(Web page and app entries):
━━━━━━━━━━
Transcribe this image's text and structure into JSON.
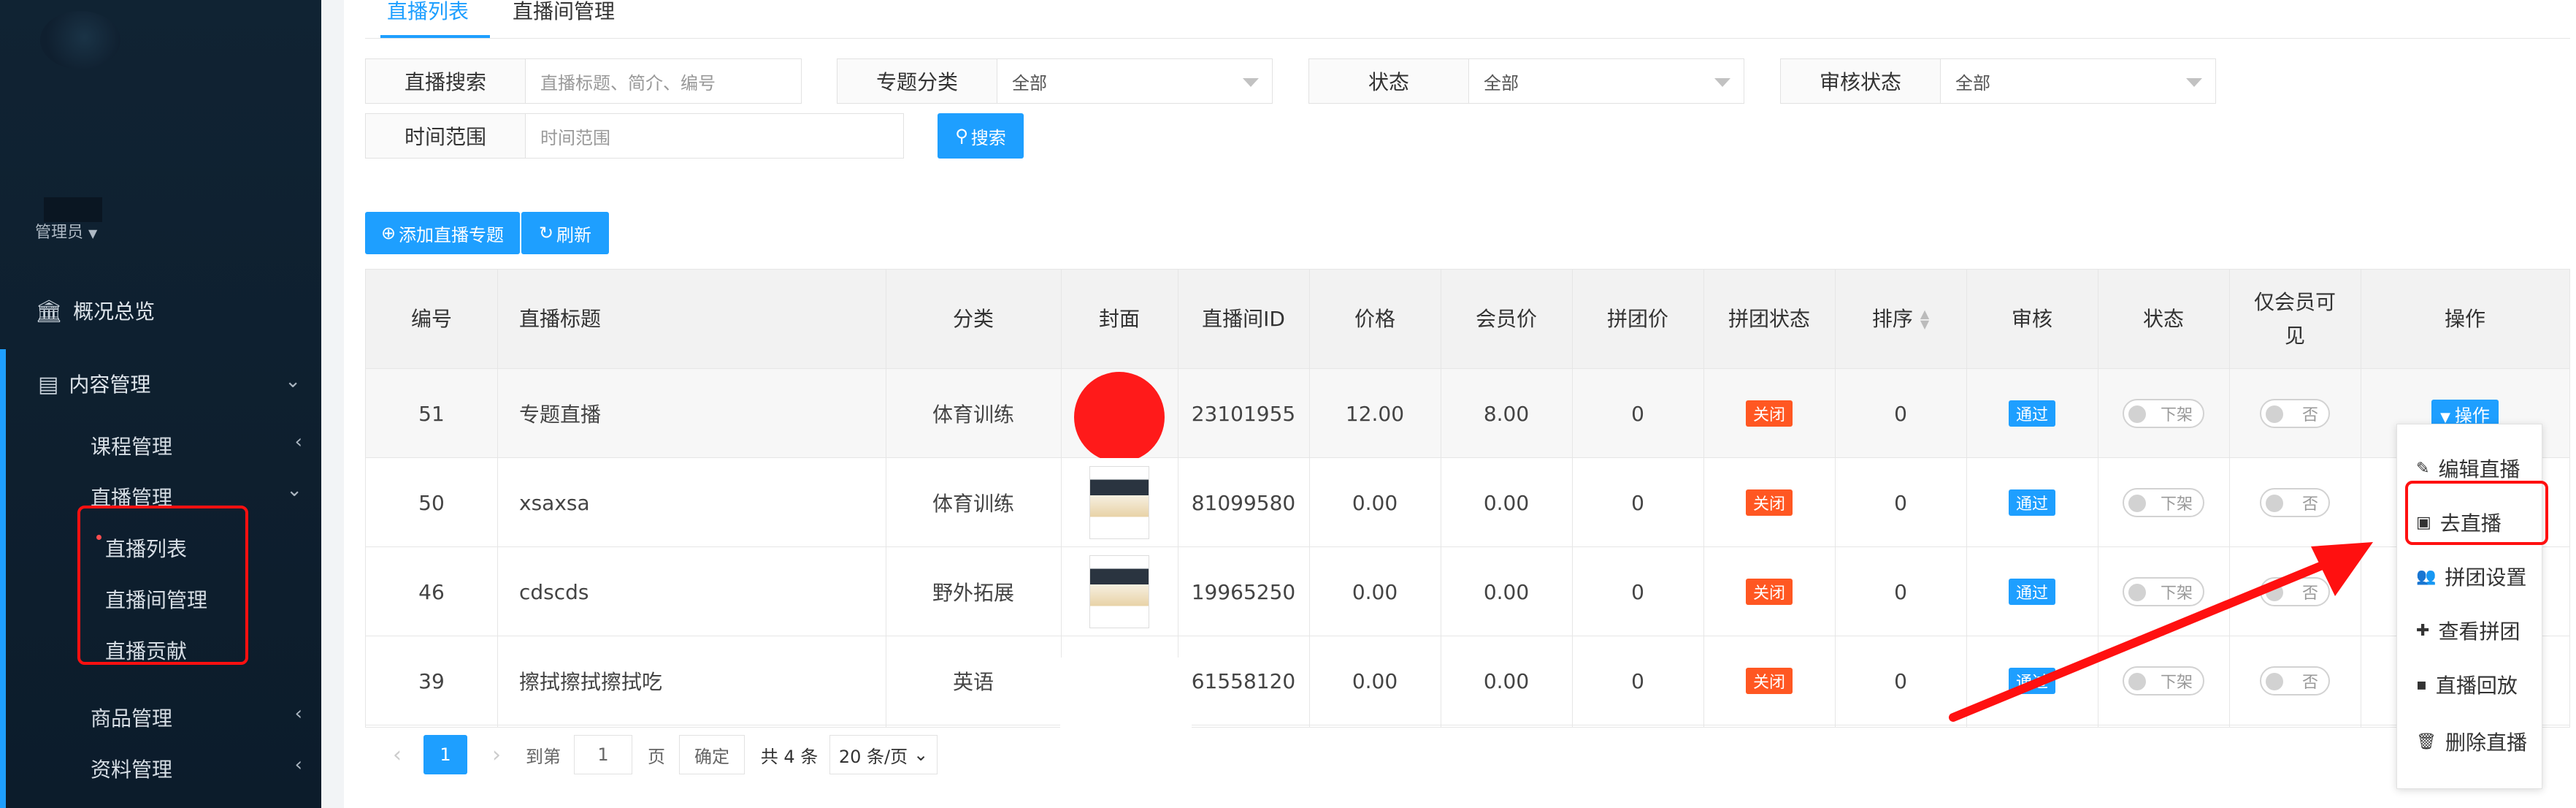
{
  "sidebar": {
    "role": "管理员",
    "items": [
      {
        "label": "概况总览",
        "icon": "bank-icon"
      },
      {
        "label": "内容管理",
        "icon": "newspaper-icon"
      }
    ],
    "sub": {
      "course": "课程管理",
      "live": "直播管理",
      "live_list": "直播列表",
      "live_room": "直播间管理",
      "live_contrib": "直播贡献",
      "goods": "商品管理",
      "resource": "资料管理"
    }
  },
  "tabs": [
    "直播列表",
    "直播间管理"
  ],
  "filters": {
    "search_label": "直播搜索",
    "search_placeholder": "直播标题、简介、编号",
    "category_label": "专题分类",
    "category_value": "全部",
    "status_label": "状态",
    "status_value": "全部",
    "audit_label": "审核状态",
    "audit_value": "全部",
    "time_label": "时间范围",
    "time_placeholder": "时间范围",
    "search_button": "搜索"
  },
  "toolbar": {
    "add_label": "添加直播专题",
    "refresh_label": "刷新"
  },
  "table": {
    "headers": [
      "编号",
      "直播标题",
      "分类",
      "封面",
      "直播间ID",
      "价格",
      "会员价",
      "拼团价",
      "拼团状态",
      "排序",
      "审核",
      "状态",
      "仅会员可见",
      "操作"
    ],
    "rows": [
      {
        "id": "51",
        "title": "专题直播",
        "category": "体育训练",
        "room_id": "23101955",
        "price": "12.00",
        "member_price": "8.00",
        "group_price": "0",
        "group_status": "关闭",
        "sort": "0",
        "audit": "通过",
        "status": "下架",
        "member_only": "否",
        "op": "操作"
      },
      {
        "id": "50",
        "title": "xsaxsa",
        "category": "体育训练",
        "room_id": "81099580",
        "price": "0.00",
        "member_price": "0.00",
        "group_price": "0",
        "group_status": "关闭",
        "sort": "0",
        "audit": "通过",
        "status": "下架",
        "member_only": "否"
      },
      {
        "id": "46",
        "title": "cdscds",
        "category": "野外拓展",
        "room_id": "19965250",
        "price": "0.00",
        "member_price": "0.00",
        "group_price": "0",
        "group_status": "关闭",
        "sort": "0",
        "audit": "通过",
        "status": "下架",
        "member_only": "否"
      },
      {
        "id": "39",
        "title": "擦拭擦拭擦拭吃",
        "category": "英语",
        "room_id": "61558120",
        "price": "0.00",
        "member_price": "0.00",
        "group_price": "0",
        "group_status": "关闭",
        "sort": "0",
        "audit": "通过",
        "status": "下架",
        "member_only": "否"
      }
    ]
  },
  "pagination": {
    "current": "1",
    "goto_label": "到第",
    "page_input": "1",
    "page_unit": "页",
    "confirm": "确定",
    "total": "共 4 条",
    "page_size": "20 条/页"
  },
  "op_menu": [
    "编辑直播",
    "去直播",
    "拼团设置",
    "查看拼团",
    "直播回放",
    "删除直播"
  ],
  "colors": {
    "sidebar_bg": "#0f1f2f",
    "primary": "#1e9fff",
    "danger": "#ff5722",
    "annotation": "#ff1010"
  }
}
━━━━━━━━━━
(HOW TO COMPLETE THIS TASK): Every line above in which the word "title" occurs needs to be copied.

(ANSWER BOX):
        "title": "专题直播",
        "title": "xsaxsa",
        "title": "cdscds",
        "title": "擦拭擦拭擦拭吃",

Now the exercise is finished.